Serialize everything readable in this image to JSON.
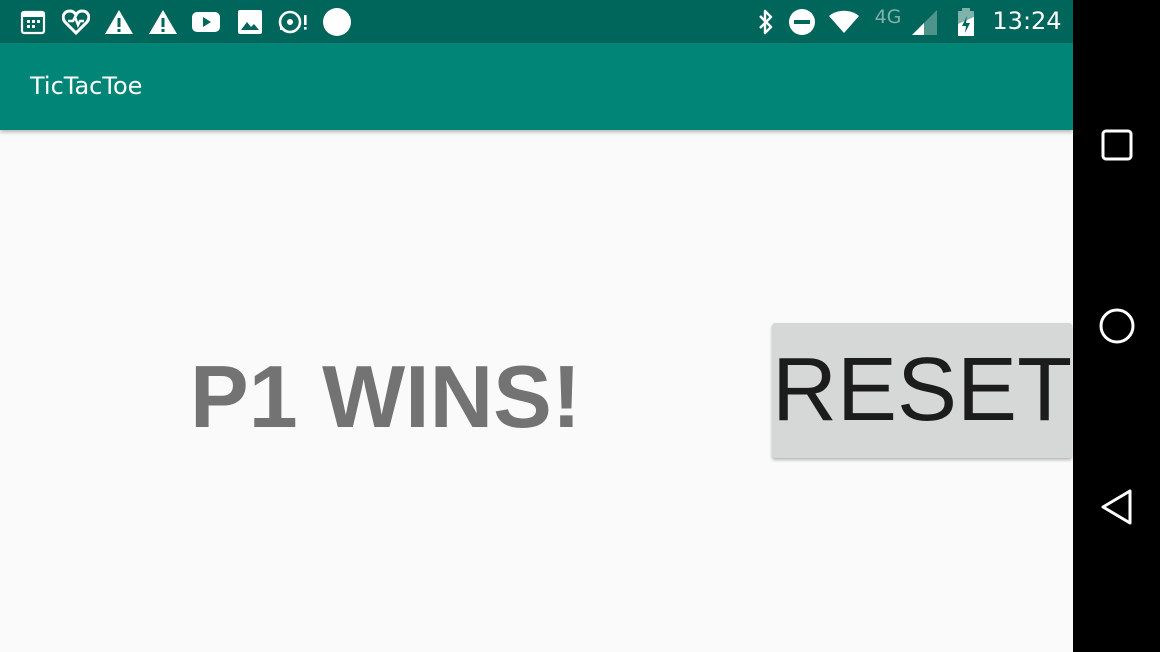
{
  "status_bar": {
    "time": "13:24",
    "network_type": "4G",
    "background_color": "#00665c",
    "left_icons": [
      "calendar-icon",
      "health-icon",
      "warning-icon",
      "warning-icon",
      "youtube-icon",
      "image-icon",
      "sync-icon",
      "circle-icon"
    ],
    "right_icons": [
      "bluetooth-icon",
      "do-not-disturb-icon",
      "wifi-icon",
      "signal-icon",
      "battery-icon"
    ]
  },
  "app_bar": {
    "title": "TicTacToe",
    "background_color": "#008577"
  },
  "game": {
    "result_text": "P1 WINS!",
    "reset_label": "RESET"
  },
  "nav_bar": {
    "buttons": [
      "recents-icon",
      "home-icon",
      "back-icon"
    ]
  }
}
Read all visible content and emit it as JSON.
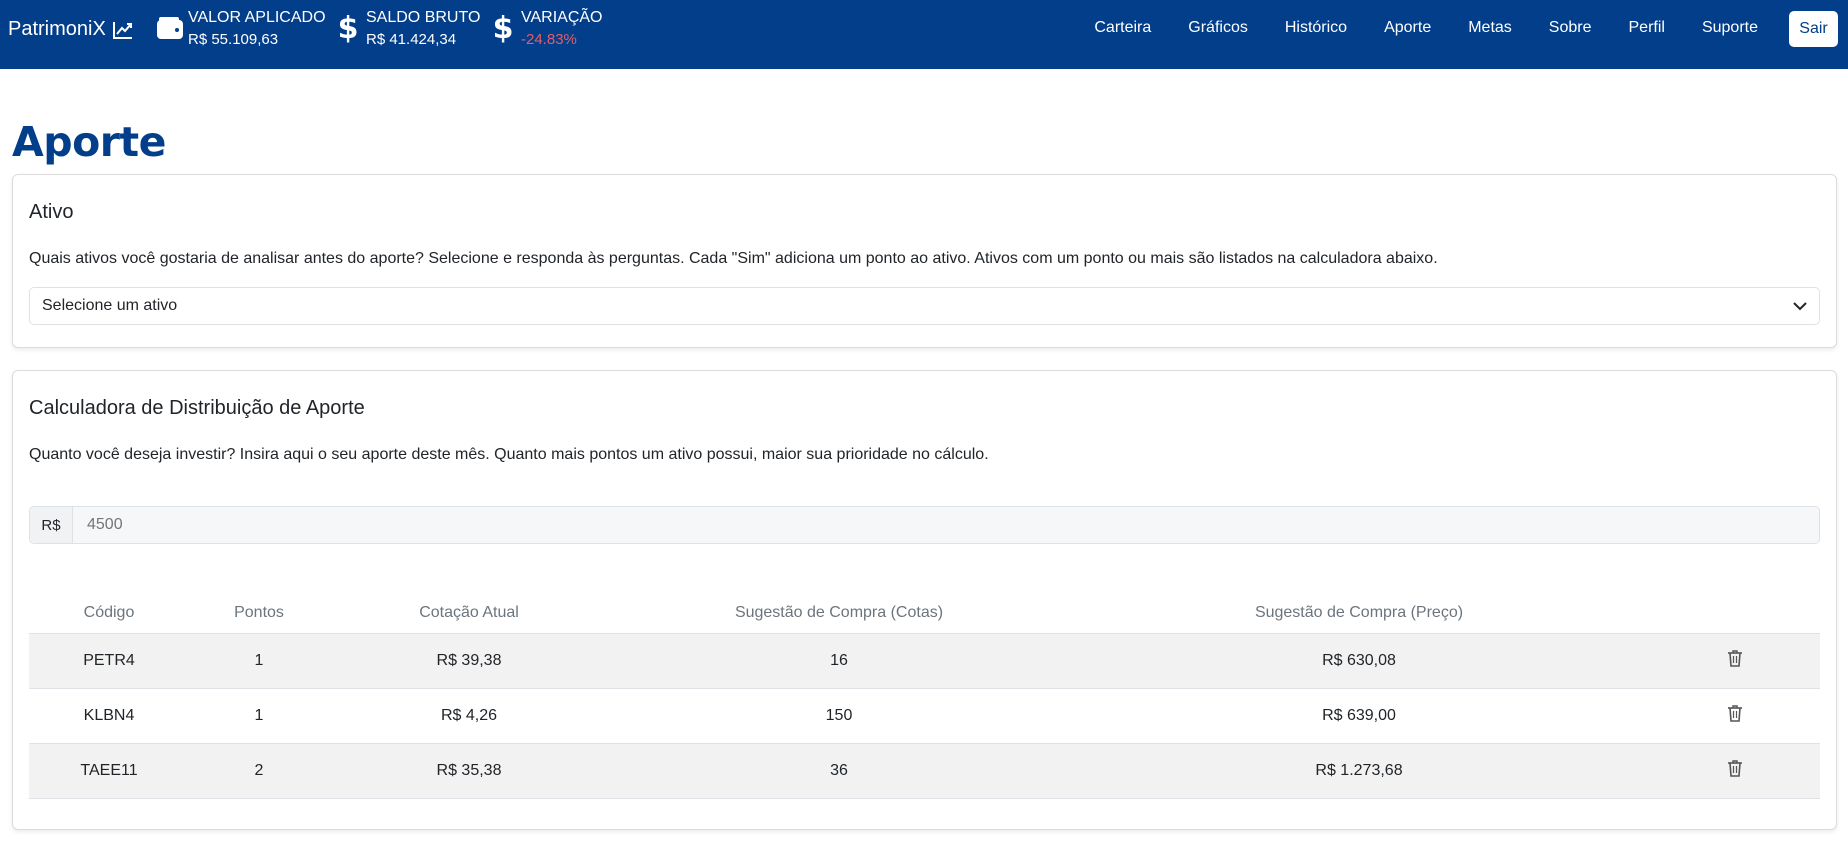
{
  "navbar": {
    "brand": "PatrimoniX",
    "stats": [
      {
        "label": "VALOR APLICADO",
        "value": "R$ 55.109,63",
        "icon": "wallet-icon"
      },
      {
        "label": "SALDO BRUTO",
        "value": "R$ 41.424,34",
        "icon": "dollar-icon"
      },
      {
        "label": "VARIAÇÃO",
        "value": "-24.83%",
        "icon": "dollar-icon"
      }
    ],
    "links": [
      "Carteira",
      "Gráficos",
      "Histórico",
      "Aporte",
      "Metas",
      "Sobre",
      "Perfil",
      "Suporte"
    ],
    "logout": "Sair"
  },
  "page": {
    "title": "Aporte"
  },
  "ativo_card": {
    "title": "Ativo",
    "description": "Quais ativos você gostaria de analisar antes do aporte? Selecione e responda às perguntas. Cada \"Sim\" adiciona um ponto ao ativo. Ativos com um ponto ou mais são listados na calculadora abaixo.",
    "select_value": "Selecione um ativo"
  },
  "calc_card": {
    "title": "Calculadora de Distribuição de Aporte",
    "description": "Quanto você deseja investir? Insira aqui o seu aporte deste mês. Quanto mais pontos um ativo possui, maior sua prioridade no cálculo.",
    "currency_prefix": "R$",
    "amount_placeholder": "4500",
    "table": {
      "headers": [
        "Código",
        "Pontos",
        "Cotação Atual",
        "Sugestão de Compra (Cotas)",
        "Sugestão de Compra (Preço)"
      ],
      "rows": [
        {
          "codigo": "PETR4",
          "pontos": "1",
          "cotacao": "R$ 39,38",
          "cotas": "16",
          "preco": "R$ 630,08"
        },
        {
          "codigo": "KLBN4",
          "pontos": "1",
          "cotacao": "R$ 4,26",
          "cotas": "150",
          "preco": "R$ 639,00"
        },
        {
          "codigo": "TAEE11",
          "pontos": "2",
          "cotacao": "R$ 35,38",
          "cotas": "36",
          "preco": "R$ 1.273,68"
        }
      ]
    }
  },
  "colors": {
    "navbar": "#023e8a",
    "negative": "#e35d6a",
    "title": "#023e8a"
  }
}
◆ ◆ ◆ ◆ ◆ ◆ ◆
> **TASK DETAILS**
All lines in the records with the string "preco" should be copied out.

> **WRITTEN ANSWER**
          "preco": "R$ 630,08"
          "preco": "R$ 639,00"
          "preco": "R$ 1.273,68"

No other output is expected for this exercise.